I have been thinking more about the link between underlying health issues and the overt behaviour we see in our dogs. I have now worked with many different dogs, quite a few of which have been rescues I took in to train before they went to their new homes. Many of these dogs had extreme behaviour problems that required considerable work to modify, sometimes with only limited success. For the first several years I used solely training techniques, based on positive training methods, to help these animals. It has only been in the last couple of years that I have been including a health component to the rehab program. Since doing so, I have seen much greater progress, and typically with less work.
For the last two years, I have been studying homeopathy. This was a new concept to me when first introduced, although I had worked with a number of holistic practitioners, prior to actually studying this modality, who included homeopathy in their repertoire. I have found it to be an incredible tool and resource, and am a devoted advocate.

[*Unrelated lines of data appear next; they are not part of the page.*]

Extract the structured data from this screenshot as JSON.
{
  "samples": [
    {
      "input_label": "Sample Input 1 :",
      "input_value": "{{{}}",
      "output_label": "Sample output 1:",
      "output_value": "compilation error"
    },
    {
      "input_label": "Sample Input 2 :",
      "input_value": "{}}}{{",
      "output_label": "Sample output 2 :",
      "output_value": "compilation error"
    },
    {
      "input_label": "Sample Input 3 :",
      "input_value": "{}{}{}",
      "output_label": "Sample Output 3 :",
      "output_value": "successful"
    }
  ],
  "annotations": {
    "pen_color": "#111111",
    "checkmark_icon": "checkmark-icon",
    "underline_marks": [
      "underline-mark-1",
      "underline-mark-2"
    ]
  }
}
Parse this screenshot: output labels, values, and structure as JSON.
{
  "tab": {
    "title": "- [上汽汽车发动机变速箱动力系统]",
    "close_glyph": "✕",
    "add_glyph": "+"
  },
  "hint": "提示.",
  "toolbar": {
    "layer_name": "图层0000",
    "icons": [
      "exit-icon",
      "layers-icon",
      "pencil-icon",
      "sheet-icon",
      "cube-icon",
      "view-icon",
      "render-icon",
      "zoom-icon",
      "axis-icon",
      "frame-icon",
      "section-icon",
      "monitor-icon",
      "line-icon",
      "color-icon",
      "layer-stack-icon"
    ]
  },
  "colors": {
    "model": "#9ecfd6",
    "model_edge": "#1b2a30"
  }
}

That said, I am wondering if my focus on homeopathy and chronic disease led me to overlook something more obvious in my dog Mira.
I had noticed upon picking her up that she had some reactive behaviour, and was also very domineering with the other puppies in the litter. Mira was mini, but she was mighty, and was definitely alpha among her siblings. Furthermore, she was the most wild and outgoing. At five weeks she had climbed out of the whelping pen and no one could contain her after that. As such, she had free reign of the house and did as she pleased for the next two months. By the time I brought her home, she was well entrenched into patterns of taking flying leaps to the counter or table tops, and climbing out of or over just about anything. I should point out that she was all of 8lbs, smaller than my cats.
Many of these behaviours – the not being able to be contained, escaping from everything, the wildness, the reactiveness, and the bullying of her siblings – are symptoms chronic disease. Since Mira was naturally reared, this imbalance in her life force was likely inherited vaccinosis. Her parents apparently received limited vaccines, but nevertheless, Mira seemed to have received the brunt of it.
By 14 weeks, she was presenting a whole collection of behaviours that had me very concerned. Much of it was fear based, with a good dose of aggression mixed in. I was quite dismayed and struggled for a long time about what to do with her. Should I keep working with her? Should I send her back? Should I rehome her? I maintained some optimism that I could work her through this and that eventually she would turn into a nice dog. Then at around 7-8 months, she started showing signs of a weak hind end.
In hindsight, I feel horrible that I didn’t do something sooner. At the time, my first impulse was that this crazy puppy was also dysplastic. I was heart broken and very frustrated, and debated long and hard about what the best thing to do was. I am back in school full-time and am operating on a very small budget, and x-ray costs are astronomical around here. Again I considered sending her back to the breeder, and also asked the breeder for help with her medical bills. But I couldn’t go through with the former, and was refused the latter as that had not been part of our agreement.
Eventually I decided to go to the chiropractor and have her thoroughly assessed. The news wasn’t optimistic, but Mira was adjusted and we were sent home with a low impact exercise program. Well, as I have commented several times now, the change in this dog is mind boggling. Most of her problem behaviours stopped almost overnight, and the second visit to the chiro revealed a considerable change in her hind end musculature. Apparently she is now weight bearing symmetrically and has gain tremendous muscle mass.
I now am wondering if many of Mira’s fear aggressive behaviours were linked to being in chronic pain. Of course her early habit of escaping from the pen is definitely a symptom of rabies vaccinosis, but many of her other issues may have been caused, or at least exacerbated, by pain. I had never even once considered this because she didn’t show any overt signs of discomfort until she was nearly 8 months old. It is quite possible, however, that she hurt herself as a small puppy while engaged in her escape artist antics.
Trying to figure out the cause of behaviour is often like looking for a needle in a haystack, and the most obvious reason is not always the cause. Years ago I took my old Jake to a really fantastic acupuncturist who told me that every dog she treated was in pain, and nearly every one of them was aggressive. Jake had been aggressive for years, but he also had a lot of chronic pain. Perhaps this is what was going on with Mira as well. She is still a little skiddish and has some remaining unresolved fear issues, but if she associated pain with everything in her environment, it’s going to take some time to let that go. I am continuing to treat her homeopathically, and hope to sometime soon have her hips x-rayed to find out if there is an underlying chronic problem, or her discomfort was caused by an accident.
Of course I will continue to treat her homeopathically because I do firmly believe it makes a difference and she still has room for improvement. But in the future I am going to remember the cardinal rule of homeopathy: take into account the WHOLE picture. Obviously I had blinders on when assessing Mira and didn’t do this. An animal communicator once told me that Mira was here as a teacher of health for me, and I have to say, this is one lesson that I obviously really needed to learn. I’m sorry she had to suffer in order for that to happen, but I am eternally grateful in return.